February 20, 2007
In May of 1969, detective Joe Kowalski, a seven-year veteran with the New York Police Department, was living at 130 Clarkson Avenue in a quiet, low-to-middle income neighborhood in Brooklyn. One day, the apartment building's parking lot began to look like a luxury car sales lot, as people began streaming into the building at all hours of the day to see a new resident who had moved into a three-bedroom apartment on the fourth floor. "I didn't like him the first time I saw him," Kowalski recalled in reference to his new neighbor. "He was loud and flashy, drove fancy cars and had no visible means of support. His friends would block the driveway with their cars and park in other people's parking spaces. Some of them carried paper bags that looked as if they might contain money. As a cop, I knew I needed to pay attention to them."
Kowalski put the new neighbor and his visitors under surveillance and began taking down license plate numbers. As a detective in the NYPD's Intelligence Division, Kowalski had no problem doing background checks.

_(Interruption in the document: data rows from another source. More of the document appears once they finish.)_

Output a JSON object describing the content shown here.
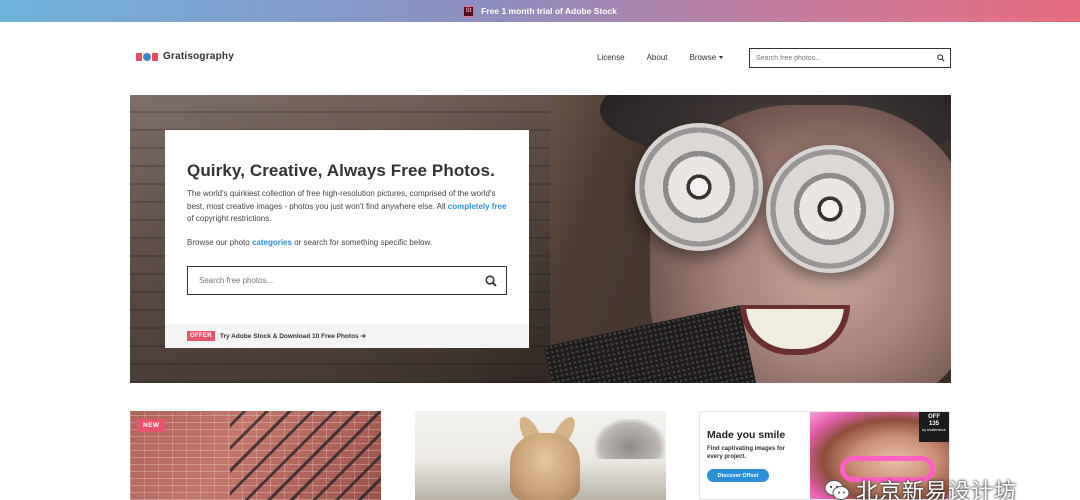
{
  "promo": {
    "logo_text": "St",
    "text": "Free 1 month trial of Adobe Stock"
  },
  "header": {
    "brand": "Gratisography",
    "nav": {
      "license": "License",
      "about": "About",
      "browse": "Browse"
    },
    "search_placeholder": "Search free photos..."
  },
  "hero": {
    "title": "Quirky, Creative, Always Free Photos.",
    "desc_part1": "The world's quirkiest collection of free high-resolution pictures, comprised of the world's best, most creative images - photos you just won't find anywhere else. All ",
    "desc_link": "completely free",
    "desc_part2": " of copyright restrictions.",
    "browse_part1": "Browse our photo ",
    "browse_link": "categories",
    "browse_part2": " or search for something specific below.",
    "search_placeholder": "Search free photos...",
    "offer_badge": "OFFER",
    "offer_text": "Try Adobe Stock & Download 10 Free Photos ➔"
  },
  "cards": {
    "new_badge": "NEW",
    "ad": {
      "title": "Made you smile",
      "subtitle": "Find captivating images for every project.",
      "button": "Discover Offset",
      "offer_line1": "OFF",
      "offer_line2": "135",
      "offer_small": "by shutterstock"
    }
  },
  "watermark": "北京新易设计坊"
}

When he put the license plate numbers through Motor Vehicles, he was not surprised to learn that many of the cars were registered to known drug dealers living not just in the Big Apple but also in cities throughout the eastern U.S., including Philadelphia, Baltimore, Atlanta, and in Durham, N.C.